What is emigration? What is the difference between immigration and emigration?

While immigration refers to a person moving to a new country, emigration refers to a person leaving their home country. Emigration has profound and interconnected effects—both positive and negative—on a home country’s economy, workforce, and society. Think about how your life might change if one of every ten people you know left your country.

One example of a country shaped by emigration is the Philippines; about a tenth of its population lives abroad. This significant flow of people away from their home country has lasting consequences for family members and communities there, who benefit from the remittances but face brain waste, family separation, and more. 

Effects of Emigration from the Philippines (VIDEO TRANSCRIPT)

Emigration is a powerful force in the Philippines.

Millions of Filipinos have moved away. As of 2015, about 10 percent of the population was living outside of the country. This massive exodus has major consequences not only for those who leave but also for those left behind.

What are remittances?

Emigration directly shapes the Philippine economy, workforce and society. Many Filipinos move abroad seeking economic opportunity, and when they find it, they often send money back to their families. These financial transactions are called remittances, and they are an essential building block of the Philippine economy, accounting for nearly 10 percent of the country’s GDP.

People who receive remittances often make critical investments with that money, buying food, housing, and education. This steady flow of foreign money acts as a form of insurance, helping people weather regional and domestic financial crises.

However, dependence on overseas workers makes the Philippines more vulnerable to forces outside of its control, like if a foreign government restricts migrant labor, or if the value of a foreign currency drops, reducing the benefit from remittances.

How does emigration affect the workforce?

Emigration also affects the Philippine workforce. The government promotes emigration as a way to combat unemployment, arguing that more people leaving the country means more opportunities for those who remain, and with fewer job-seekers and less unemployment, employers will have to raise wages to compete for labor.

But there’s no evidence that this is the case. Instead, some experts argue that emigration creates “brain waste.” At least a third of Filipinos who move overseas have some college education, yet work in menial jobs or jobs unrelated to their degree. And emigrants who gain valuable skills abroad and return to the Philippines often choose to leave again rather than put those skills to use at home.

With so many people outside the country, the social structure inside changes too.

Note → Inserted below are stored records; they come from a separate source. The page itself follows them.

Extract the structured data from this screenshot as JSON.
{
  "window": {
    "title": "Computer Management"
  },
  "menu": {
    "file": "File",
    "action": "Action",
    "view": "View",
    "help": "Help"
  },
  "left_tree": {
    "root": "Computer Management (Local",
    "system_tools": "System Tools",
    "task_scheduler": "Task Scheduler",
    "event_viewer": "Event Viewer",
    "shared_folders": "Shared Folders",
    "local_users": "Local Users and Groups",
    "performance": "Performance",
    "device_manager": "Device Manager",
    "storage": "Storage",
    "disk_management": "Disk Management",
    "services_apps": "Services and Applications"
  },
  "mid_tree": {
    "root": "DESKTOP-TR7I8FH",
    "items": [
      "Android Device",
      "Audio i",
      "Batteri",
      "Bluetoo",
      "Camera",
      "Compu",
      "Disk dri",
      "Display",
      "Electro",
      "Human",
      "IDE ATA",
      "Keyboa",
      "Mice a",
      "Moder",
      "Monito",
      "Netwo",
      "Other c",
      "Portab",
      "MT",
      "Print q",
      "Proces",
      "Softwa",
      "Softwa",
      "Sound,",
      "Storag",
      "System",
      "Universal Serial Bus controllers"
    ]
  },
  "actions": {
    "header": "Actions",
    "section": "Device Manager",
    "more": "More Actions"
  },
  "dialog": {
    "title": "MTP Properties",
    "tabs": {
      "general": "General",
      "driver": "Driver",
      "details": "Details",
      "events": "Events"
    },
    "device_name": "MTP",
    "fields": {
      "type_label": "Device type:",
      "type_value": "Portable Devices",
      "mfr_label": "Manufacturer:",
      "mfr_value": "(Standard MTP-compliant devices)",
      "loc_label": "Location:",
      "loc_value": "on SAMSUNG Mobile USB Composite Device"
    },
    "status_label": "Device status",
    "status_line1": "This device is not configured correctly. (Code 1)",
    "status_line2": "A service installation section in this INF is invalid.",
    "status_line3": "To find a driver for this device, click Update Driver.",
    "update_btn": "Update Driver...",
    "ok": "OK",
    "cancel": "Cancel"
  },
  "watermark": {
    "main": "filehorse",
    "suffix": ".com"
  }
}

Emigration, gender, and family dynamics

The majority of emigrants are women. Many leave to pursue professional opportunities that may be harder to find at home. And emigration can provide an escape hatch for women who are stuck in unhappy or abusive marriages and unable to divorce. Many families are left divided, with spouses split half a world away from each other. Though it may boost families’ financial prospects, emigration disrupts traditional family dynamics. With one parent absent for long periods of time, many Filipino children can miss out on parental guidance and support, and other family members may need to take on the responsibility of providing care.

Challenges and opportunities of emigration

Emigration affects different Filipinos in different ways. Many see it as a path to prosperity, but the lowest-income Filipinos can’t afford to migrate. And even then, making the move is no guarantee of financial success.

Nevertheless, emigration still benefits millions. In fact, the Philippines recognizes Migrant Workers’ Day, celebrating their important contributions every June 7. It’s an annual acknowledgment of how this movement abroad shapes life back home.